If you are really stuck on a software which only comes for Windows then you experience Vendor-Lock-In. It is a severe illness and hard to cure. Hard luck - and nothing much you can do about it. The most common dead-lockers in the home office are Photoshop and maybe AutoCAD. If you need those every day to make a living, just forget about moving to Linux. There are people who have managed to run a virtual Windows Operating System on their Linux boxes but believe me, it is not funny.
One other very annoying area are conference call providers like GotoMeeting. They do not support Linux and thus exclude all the creative voices from that land. If you want to have me on a conference call better make sure the software supports Linux. Sometimes I borrow the Notebook of my wife (ahs has an airbook) to attend conference calls but if she is busy hard luck. The good thing is that I can afford to just not attend because usually it is the others who want something from me and not me needing something from them.
Many people discovered that for every Windows based software there are several Open Source alternatives - and many of them are better and more stable. Instead of Photoshop you can move over to Gimp. It is included with most every Linux distro. Nobody needs Microsoft Office. The way better alternatives are AbiWord (replaces MS Word), Gnumeric (replaces MS Excel) and reveal.js (replaces MS Powerpoint). Or you get the whole shebang in one package like http://libreoffice.org. If you are into really nice typesetting then there is no way around TeX or LaTeX which will even give you pecha-style texts.
Interestingly there are quite a number of public government bodies who prescribe the use of MS Word. They invariably get into trouble when they try to impose this on me. It is actually quite fun because in most cases they will eventually have to find an alternative. Because they serve me. Not Microsoft. :-)
What is a Backup?
A backup is a copy of all the data that is dear to you. Whatever computer you use in all cases make sure that you copy your most important data every now and then to a separate hard disk as a backup. By far the biggest amount of data on your computer will be you your photo, video and maybe film collection. Other random stuff like your homework, invitation letter for the next party, condolence letters, etc. will take up extremely little space. The easiset way to back those up separately is to use a USB memory stick or SD-Card. The latter is ideal if you already have a card reader built into your computer. Just stick it in every week or month and copy all your small files over.
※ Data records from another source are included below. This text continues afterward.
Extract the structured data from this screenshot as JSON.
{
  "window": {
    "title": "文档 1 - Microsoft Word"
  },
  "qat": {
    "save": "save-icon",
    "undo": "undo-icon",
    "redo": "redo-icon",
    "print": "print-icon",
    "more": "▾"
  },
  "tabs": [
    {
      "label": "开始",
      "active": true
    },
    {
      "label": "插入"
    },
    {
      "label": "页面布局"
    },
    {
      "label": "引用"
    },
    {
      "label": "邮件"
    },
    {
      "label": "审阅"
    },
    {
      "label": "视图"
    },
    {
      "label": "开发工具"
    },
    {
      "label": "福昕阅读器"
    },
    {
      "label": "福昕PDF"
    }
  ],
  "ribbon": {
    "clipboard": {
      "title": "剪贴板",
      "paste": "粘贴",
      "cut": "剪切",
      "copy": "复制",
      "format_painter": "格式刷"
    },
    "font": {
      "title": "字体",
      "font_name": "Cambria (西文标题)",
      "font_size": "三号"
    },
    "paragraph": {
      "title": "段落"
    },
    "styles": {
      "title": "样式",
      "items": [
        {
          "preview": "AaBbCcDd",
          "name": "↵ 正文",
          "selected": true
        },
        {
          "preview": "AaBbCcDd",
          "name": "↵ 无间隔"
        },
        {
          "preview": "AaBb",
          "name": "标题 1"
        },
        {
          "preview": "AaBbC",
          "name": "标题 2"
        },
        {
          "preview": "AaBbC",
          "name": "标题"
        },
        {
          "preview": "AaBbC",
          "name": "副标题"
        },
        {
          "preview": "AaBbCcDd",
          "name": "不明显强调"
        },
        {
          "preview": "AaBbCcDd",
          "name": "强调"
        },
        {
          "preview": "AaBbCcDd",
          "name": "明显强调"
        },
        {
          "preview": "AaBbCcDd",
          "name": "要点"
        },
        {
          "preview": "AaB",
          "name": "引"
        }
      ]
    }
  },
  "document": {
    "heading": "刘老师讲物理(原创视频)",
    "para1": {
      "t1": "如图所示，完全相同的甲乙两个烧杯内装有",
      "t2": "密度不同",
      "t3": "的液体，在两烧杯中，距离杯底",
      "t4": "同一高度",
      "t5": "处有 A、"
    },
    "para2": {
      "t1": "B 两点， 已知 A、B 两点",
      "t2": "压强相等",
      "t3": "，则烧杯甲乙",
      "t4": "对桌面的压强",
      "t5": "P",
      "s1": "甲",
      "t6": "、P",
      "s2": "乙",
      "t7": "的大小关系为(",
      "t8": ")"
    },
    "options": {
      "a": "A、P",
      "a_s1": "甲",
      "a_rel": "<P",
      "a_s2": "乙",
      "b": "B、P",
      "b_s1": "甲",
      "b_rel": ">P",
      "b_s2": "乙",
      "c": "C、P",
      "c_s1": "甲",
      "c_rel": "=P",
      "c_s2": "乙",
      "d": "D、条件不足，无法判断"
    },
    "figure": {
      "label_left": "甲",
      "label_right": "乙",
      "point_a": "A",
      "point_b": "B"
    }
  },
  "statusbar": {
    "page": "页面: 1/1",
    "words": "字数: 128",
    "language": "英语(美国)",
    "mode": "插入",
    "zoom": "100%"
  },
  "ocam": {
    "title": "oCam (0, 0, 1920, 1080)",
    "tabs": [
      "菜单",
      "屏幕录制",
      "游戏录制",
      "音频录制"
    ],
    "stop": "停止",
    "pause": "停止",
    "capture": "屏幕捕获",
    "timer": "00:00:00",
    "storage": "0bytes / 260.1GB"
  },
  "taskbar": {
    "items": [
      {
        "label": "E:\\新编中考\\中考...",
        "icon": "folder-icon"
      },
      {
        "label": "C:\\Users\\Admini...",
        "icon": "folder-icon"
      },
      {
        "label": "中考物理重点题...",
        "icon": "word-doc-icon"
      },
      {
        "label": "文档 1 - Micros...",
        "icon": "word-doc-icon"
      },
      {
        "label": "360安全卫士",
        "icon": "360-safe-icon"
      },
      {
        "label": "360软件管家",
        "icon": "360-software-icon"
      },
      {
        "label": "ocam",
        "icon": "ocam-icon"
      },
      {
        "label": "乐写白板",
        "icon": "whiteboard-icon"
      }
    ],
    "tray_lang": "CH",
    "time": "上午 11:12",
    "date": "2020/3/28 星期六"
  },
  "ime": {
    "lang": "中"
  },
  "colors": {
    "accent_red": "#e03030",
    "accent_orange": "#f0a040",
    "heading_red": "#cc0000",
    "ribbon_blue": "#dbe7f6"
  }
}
Be aware that your backup media can also break. Therfore have two (or more) of them at the ready and use them alternatingly. If your computer stops working does not mean that everything is lost. Most of what was on your computer can still be retrieved.
My Personal Experience
My DELL Precision Workstation desktop computer is 5+ years old and (currently) runs Ubuntu 12.04. It has 8GB RAM with a pretty standard CPU of those years. My Samsung N150 netbook is around 4 years old has 2 GB with a small Arm processorand therefore runs Xubuntu 12.04 which is friendlier to low hardware specs.
The Ubuntu OS releases are from April 2012, so pretty old. But I stick to them because they have long time support (in short LTS). This means that I can run the computer for several years without having to migrate to a new version.
My almost 10 year old (!) Medion computer also runs Xubuntu 12.04. It has 1GB RAM (upgraded from 512 MB) and a really old CPU. But it works like a treat and I still use for backup, as a media server and torrent host.
One of my jobs requires that I frequently edit sound files (Tibetan Buddhist Sutric teachings with translations, to be exact). For this I use Audacity. It splits stereo to mono to be able edit the tracks separately, it can cut, paste, normalize, remove noise and export to mp3 - which is all I need.
Skype. Although not Open Source and now even owned by Microsoft many of my work peers rely on Skype, so that I also have to use it. It works.
I do listen to music every now and then and typically use VLC because it can read almost everything.
VLC is also good to watch movies and amazingly even high resolution works fine on my old boxes.
I am simply not a gamer at all. So no opinion here. But I believe that if you are a gamer you are better served with a dedicated game box.